Contradiction Tuesday: Creation Narrative
Now is as good a time as any to get back to Contradiction Tuesday, so let’s get right to it.
In Genesis 1:25-26, beasts are formed and then God creates man. However, in Genesis 2:18-19, man is created first and then God creates all of the animals to search for a mate for the man.
To resolve this conundrum, we have to understand the purpose of each chapter of Genesis. In other words, we have to put each in its narrative context.
Genesis 1 is reporting a sequence of events; the language makes that abundantly clear. “There was evening, there was morning, the ________ day” appears after every creation day. However, Genesis 2 isn’t concerned with the big picture; only the creation of man. Put another way, Genesis 1 is being general, while Genesis 2 is being specific.
Let’s lay the two chapters side-by-side and watch what happens.
On Day 1, God creates light and separates it from the darkness. On Day 2, God creates dry land and separates it from the water. At the beginning of Day 3, we would have dry land but no plants, animals, fish, birds, etc.
Now turn to Genesis 2:
When no bush of the field was yet in the land and no small plant of the field had yet sprung up — for the LORD God had not caused it to rain on the land, and there was no man to work the ground,and a mist was going up from the land and was watering the whole face of the ground —then the LORD God formed the man of dust from the ground and breathed into his nostrils the breath of life, and the man became a living creature. (Gen 2:5-7, emphasis added)
That’s a beautiful description of Day 3 immediately after the dry land is formed.

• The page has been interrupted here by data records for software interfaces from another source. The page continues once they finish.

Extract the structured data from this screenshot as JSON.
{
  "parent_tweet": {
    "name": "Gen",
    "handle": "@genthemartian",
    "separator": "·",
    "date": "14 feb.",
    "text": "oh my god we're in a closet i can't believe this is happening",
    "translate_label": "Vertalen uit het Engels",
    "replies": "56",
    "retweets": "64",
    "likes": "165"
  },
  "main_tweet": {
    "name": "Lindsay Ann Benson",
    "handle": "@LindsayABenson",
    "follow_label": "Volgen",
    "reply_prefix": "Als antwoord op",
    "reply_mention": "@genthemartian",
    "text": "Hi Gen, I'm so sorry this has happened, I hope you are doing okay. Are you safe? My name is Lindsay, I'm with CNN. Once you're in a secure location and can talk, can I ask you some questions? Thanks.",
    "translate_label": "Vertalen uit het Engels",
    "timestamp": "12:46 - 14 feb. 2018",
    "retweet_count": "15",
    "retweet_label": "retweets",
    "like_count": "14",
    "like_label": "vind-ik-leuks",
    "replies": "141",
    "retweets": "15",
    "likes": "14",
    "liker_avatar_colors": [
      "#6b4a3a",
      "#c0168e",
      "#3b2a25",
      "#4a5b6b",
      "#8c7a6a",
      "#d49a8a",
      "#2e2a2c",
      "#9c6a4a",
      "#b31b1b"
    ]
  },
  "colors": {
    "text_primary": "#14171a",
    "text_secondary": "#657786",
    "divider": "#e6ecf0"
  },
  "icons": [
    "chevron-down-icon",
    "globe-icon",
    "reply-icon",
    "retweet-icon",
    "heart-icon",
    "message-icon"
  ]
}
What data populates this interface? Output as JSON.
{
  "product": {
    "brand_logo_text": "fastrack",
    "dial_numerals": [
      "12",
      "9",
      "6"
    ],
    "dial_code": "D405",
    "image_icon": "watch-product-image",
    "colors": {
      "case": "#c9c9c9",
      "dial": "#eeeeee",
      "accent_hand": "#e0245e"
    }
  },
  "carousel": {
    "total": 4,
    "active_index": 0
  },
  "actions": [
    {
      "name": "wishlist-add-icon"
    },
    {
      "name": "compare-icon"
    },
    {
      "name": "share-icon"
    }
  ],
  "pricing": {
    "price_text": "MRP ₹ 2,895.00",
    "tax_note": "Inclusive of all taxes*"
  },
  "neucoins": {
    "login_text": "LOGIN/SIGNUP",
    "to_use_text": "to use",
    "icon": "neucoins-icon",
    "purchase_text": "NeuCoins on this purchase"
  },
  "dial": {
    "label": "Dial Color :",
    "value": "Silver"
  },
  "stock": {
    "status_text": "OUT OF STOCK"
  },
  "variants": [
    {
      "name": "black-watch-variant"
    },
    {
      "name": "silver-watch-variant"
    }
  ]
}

Back to Genesis 1:
And God said, “Let the earth sprout vegetation, plants yielding seed, and fruit trees bearing fruit in which is their seed, each according to its kind, on the earth.” And it was so. The earth brought forth vegetation, plants yielding seed according to their own kinds, and trees bearing fruit in which is their seed, each according to its kind. And God saw that it was good.And there was evening and there was morning, the third day. (Gen 1:11-13)
After he creates man in Genesis 2, he plants a garden:
And the LORD God planted a garden in Eden, in the east, and there he put the man whom he had formed.And out of the ground the LORD God made to spring up every tree that is pleasant to the sight and good for food. The tree of life was in the midst of the garden, and the tree of the knowledge of good and evil. (Gen 2:8-9)
So that means on Day 3, God creates dry land, then a man, then plants a Garden for the man to tend. Notice the structure of Genesis 1 and 2 are parallel.
On Day 4, God assigns the sun, moon, and stars as the rulers of the heaven in Genesis 1, while God charges the man with ruling the Garden in Genesis 2. Again, note the parallel structure.
In Genesis 1, on Day 5 God makes the fish and the birds, and on Day 6 God makes the beasts and livestock. Genesis 2 reverses the order and omits the fish, saying that God “formed every beast of the field and every bird of the heavens and brought them to the man to see what he would call them” (Gen 2:19). None were suitable mates, so God finally created woman from man.
Now some might point out that Genesis 2 reverses the order given in Genesis 1 and call that the contradiction. But that misses the beauty of the parallel structure. Remember that Genesis 2 isn’t its own creation account. It is focused on one specific aspect of that creation: the creation of mankind, which is being directly paralleled with the creation of the entire universe in Genesis 1.
Finally, we read in Genesis 1 that humankind is made male and female in the image of God. This is a summary of the lengthy journey detailed in chapter 2; God has finally created both man and woman, and they are joined to one another as one flesh in marriage because a man cannot be complete without a woman (who was taken out of him).
This resolution means that Genesis 1 paints the broad strokes of all creation, while Genesis 2 focuses specifically on mankind. Similar to how the introduction of a book puts each chapter in its proper context and paints the broad strokes of the central argument presented by the book. Then, each subsequent chapter expounds in minute detail why each plank of the argument works.
A different view, but still keeping the parallel structure as a centerpiece.